Today I had my first opportionity to lay hands on the new Leica M (Typ 240). The all-black camera was the first display model to arrive at my local dealer. Supplies for those lucky enough to be on the pre-order list are due in tomorrow. If you haven’t ordered already you could be in for a six-month wait. Since I am No.1 on my dealer’s list for a black body, I am keeping my fingers crossed my M will arrive tomorrow or very early next week.

The new M feels just right in the hands and the hotshoe-mounted electronic viewfinder—a first for the M-series—is much less obtrusive than it is when perched atop the smaller X2. It is a good 1.2Mp finder with which I am quite familiar, having used a similar unit on an Olympus PEN three years ago. The one advantage of an external finder such as this (as opposed to an internal unit) is that it can be angle upwards to make lower shots easier.

I was blown away by the focus magnification and focus peaking system. Unlike with other cameras, where focus magnification involves pressing a button (The Fuji X-series for example), Leica has managed to make magnification happen automatically when the focus ring is turned. This makes for much greater accuracy and speed. Many times with the Fuji system I have forgetten to press the button before starting to focus.

I had not understood this innovation until I experienced it for myself. And focus peaking, although similar to the Sony system, works better in my opinion. Overall, even after a quick play, I can see that focus assistance, both in terms of magnification and peaking confirmation, is a triumph on the M. It is much easier to sense correct focus than when using Leica lenses on the Fuji X-E1 or X-Pro and I can see the EVF becoming the favoured viewfinder.

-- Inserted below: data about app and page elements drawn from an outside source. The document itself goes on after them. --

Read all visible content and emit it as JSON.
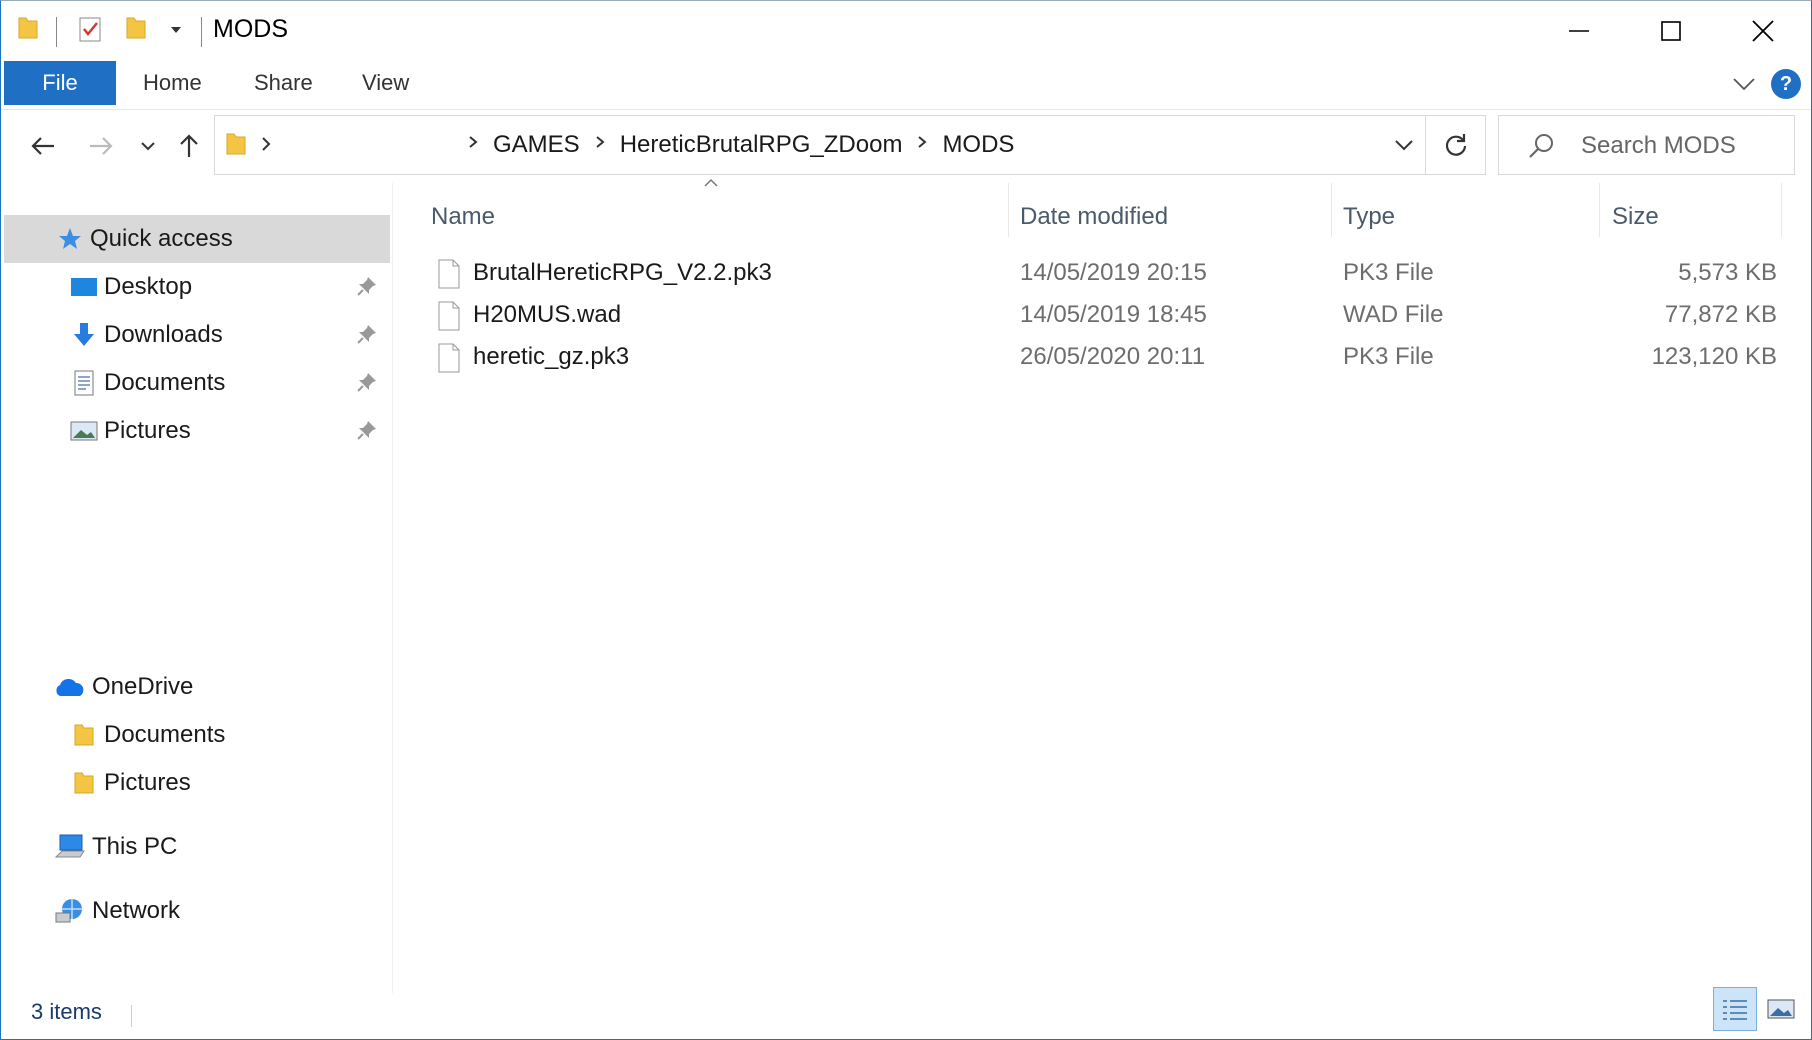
{
  "window": {
    "title": "MODS",
    "controls": {
      "minimize": "minimize",
      "maximize": "maximize",
      "close": "close"
    }
  },
  "quick_access_toolbar": [
    "folder-icon",
    "properties-icon",
    "new-folder-icon",
    "dropdown-arrow-icon"
  ],
  "ribbon": {
    "tabs": [
      "File",
      "Home",
      "Share",
      "View"
    ],
    "help_label": "?"
  },
  "address": {
    "breadcrumbs": [
      "GAMES",
      "HereticBrutalRPG_ZDoom",
      "MODS"
    ],
    "search_placeholder": "Search MODS"
  },
  "sidebar": {
    "quick_access": {
      "label": "Quick access",
      "items": [
        {
          "label": "Desktop",
          "icon": "desktop-icon",
          "pinned": true
        },
        {
          "label": "Downloads",
          "icon": "downloads-icon",
          "pinned": true
        },
        {
          "label": "Documents",
          "icon": "documents-icon",
          "pinned": true
        },
        {
          "label": "Pictures",
          "icon": "pictures-icon",
          "pinned": true
        }
      ]
    },
    "onedrive": {
      "label": "OneDrive",
      "items": [
        {
          "label": "Documents",
          "icon": "folder-icon"
        },
        {
          "label": "Pictures",
          "icon": "folder-icon"
        }
      ]
    },
    "this_pc": {
      "label": "This PC"
    },
    "network": {
      "label": "Network"
    }
  },
  "columns": [
    "Name",
    "Date modified",
    "Type",
    "Size"
  ],
  "files": [
    {
      "name": "BrutalHereticRPG_V2.2.pk3",
      "modified": "14/05/2019 20:15",
      "type": "PK3 File",
      "size": "5,573 KB"
    },
    {
      "name": "H20MUS.wad",
      "modified": "14/05/2019 18:45",
      "type": "WAD File",
      "size": "77,872 KB"
    },
    {
      "name": "heretic_gz.pk3",
      "modified": "26/05/2020 20:11",
      "type": "PK3 File",
      "size": "123,120 KB"
    }
  ],
  "status": {
    "item_count": "3 items"
  },
  "colors": {
    "accent": "#1f6fc5",
    "selected_bg": "#d9d9d9",
    "folder": "#f4c542"
  }
}
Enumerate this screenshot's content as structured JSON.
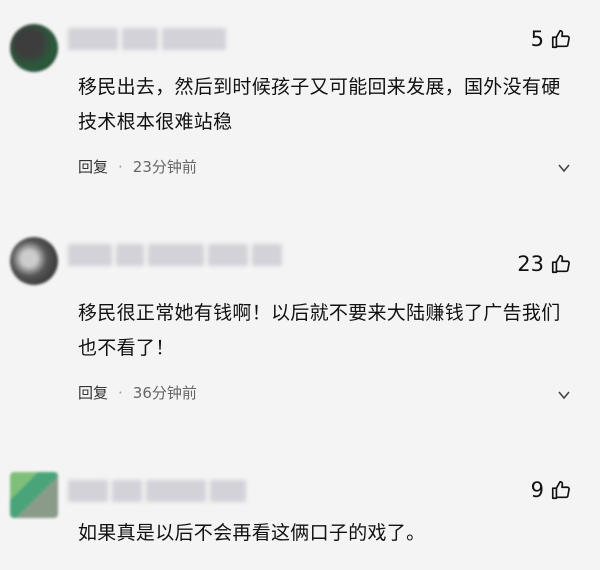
{
  "comments": [
    {
      "likes": "5",
      "text": "移民出去，然后到时候孩子又可能回来发展，国外没有硬技术根本很难站稳",
      "reply": "回复",
      "dot": "·",
      "time": "23分钟前"
    },
    {
      "likes": "23",
      "text": "移民很正常她有钱啊！以后就不要来大陆赚钱了广告我们也不看了！",
      "reply": "回复",
      "dot": "·",
      "time": "36分钟前"
    },
    {
      "likes": "9",
      "text": "如果真是以后不会再看这俩口子的戏了。"
    }
  ],
  "icons": {
    "like": "thumbs-up-icon",
    "more": "more-icon"
  }
}
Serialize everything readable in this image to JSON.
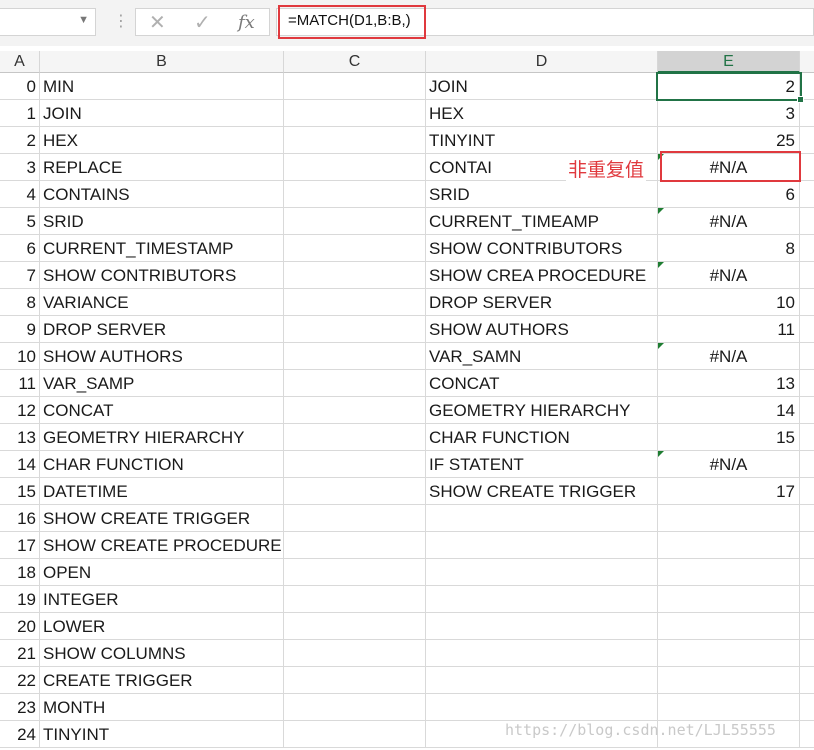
{
  "formula_bar": {
    "name_box": "",
    "cancel_icon": "✕",
    "enter_icon": "✓",
    "fx_label": "fx",
    "formula": "=MATCH(D1,B:B,)"
  },
  "columns": [
    "A",
    "B",
    "C",
    "D",
    "E"
  ],
  "selected_column": "E",
  "rows": [
    {
      "a": "0",
      "b": "MIN",
      "d": "JOIN",
      "e": "2"
    },
    {
      "a": "1",
      "b": "JOIN",
      "d": "HEX",
      "e": "3"
    },
    {
      "a": "2",
      "b": "HEX",
      "d": "TINYINT",
      "e": "25"
    },
    {
      "a": "3",
      "b": "REPLACE",
      "d": "CONTAI",
      "e": "#N/A"
    },
    {
      "a": "4",
      "b": "CONTAINS",
      "d": "SRID",
      "e": "6"
    },
    {
      "a": "5",
      "b": "SRID",
      "d": "CURRENT_TIMEAMP",
      "e": "#N/A"
    },
    {
      "a": "6",
      "b": "CURRENT_TIMESTAMP",
      "d": "SHOW CONTRIBUTORS",
      "e": "8"
    },
    {
      "a": "7",
      "b": "SHOW CONTRIBUTORS",
      "d": "SHOW CREA PROCEDURE",
      "e": "#N/A"
    },
    {
      "a": "8",
      "b": "VARIANCE",
      "d": "DROP SERVER",
      "e": "10"
    },
    {
      "a": "9",
      "b": "DROP SERVER",
      "d": "SHOW AUTHORS",
      "e": "11"
    },
    {
      "a": "10",
      "b": "SHOW AUTHORS",
      "d": "VAR_SAMN",
      "e": "#N/A"
    },
    {
      "a": "11",
      "b": "VAR_SAMP",
      "d": "CONCAT",
      "e": "13"
    },
    {
      "a": "12",
      "b": "CONCAT",
      "d": "GEOMETRY HIERARCHY",
      "e": "14"
    },
    {
      "a": "13",
      "b": "GEOMETRY HIERARCHY",
      "d": "CHAR FUNCTION",
      "e": "15"
    },
    {
      "a": "14",
      "b": "CHAR FUNCTION",
      "d": "IF STATENT",
      "e": "#N/A"
    },
    {
      "a": "15",
      "b": "DATETIME",
      "d": "SHOW CREATE TRIGGER",
      "e": "17"
    },
    {
      "a": "16",
      "b": "SHOW CREATE TRIGGER",
      "d": "",
      "e": ""
    },
    {
      "a": "17",
      "b": "SHOW CREATE PROCEDURE",
      "d": "",
      "e": ""
    },
    {
      "a": "18",
      "b": "OPEN",
      "d": "",
      "e": ""
    },
    {
      "a": "19",
      "b": "INTEGER",
      "d": "",
      "e": ""
    },
    {
      "a": "20",
      "b": "LOWER",
      "d": "",
      "e": ""
    },
    {
      "a": "21",
      "b": "SHOW COLUMNS",
      "d": "",
      "e": ""
    },
    {
      "a": "22",
      "b": "CREATE TRIGGER",
      "d": "",
      "e": ""
    },
    {
      "a": "23",
      "b": "MONTH",
      "d": "",
      "e": ""
    },
    {
      "a": "24",
      "b": "TINYINT",
      "d": "",
      "e": ""
    }
  ],
  "annotation": "非重复值",
  "watermark": "https://blog.csdn.net/LJL55555",
  "colors": {
    "highlight": "#e0393e",
    "selection": "#217346",
    "error_marker": "#1e7d32"
  }
}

The excellent optical viewfinder, with updated graphics and a choice of white or red framing, is still there for the purists and will still be in demand for all for lenses between 35mm and 75mm.

The introduction of an electronic viewfinder backed by such a well-considered focus system opens up the possibility of much easier use of wider and longer lenses that have always presented a challenge to the split-screen optical system. Lenses wider than 28mm required an external, expensive optical finder while 90mm and 135mm lenses were always quite difficult to focus accurately using the old system. It also makes possible for the first time the use of zoom lenses, in particular those made for Leica’s now defunct R SLR system. I have a good 28-70mm example, original made by Sigma to Leica’s specification, which I am looking forward to testing on the M. I predict some inflation in prices of second-hand R lenses.

Ergonomically, the new M has a sort of vestigial thumb grip which makes the camera easier to hold steady. It isn’t as useful as one of Tim Isaac’a Thumbs Ups but is welcome nonetheless. The depth of field button next to the lens mount is ideally placed for the index finger of the right hand and, at a quick glance, the DOF visualisation is going to be really useful.

All in all, my first impressions are extremely positive and I cannot wait to get my hands on my own black M body.

by Mike Evans, 28 February 2013

See also my article on using Leica lenses on the Fuji X-E1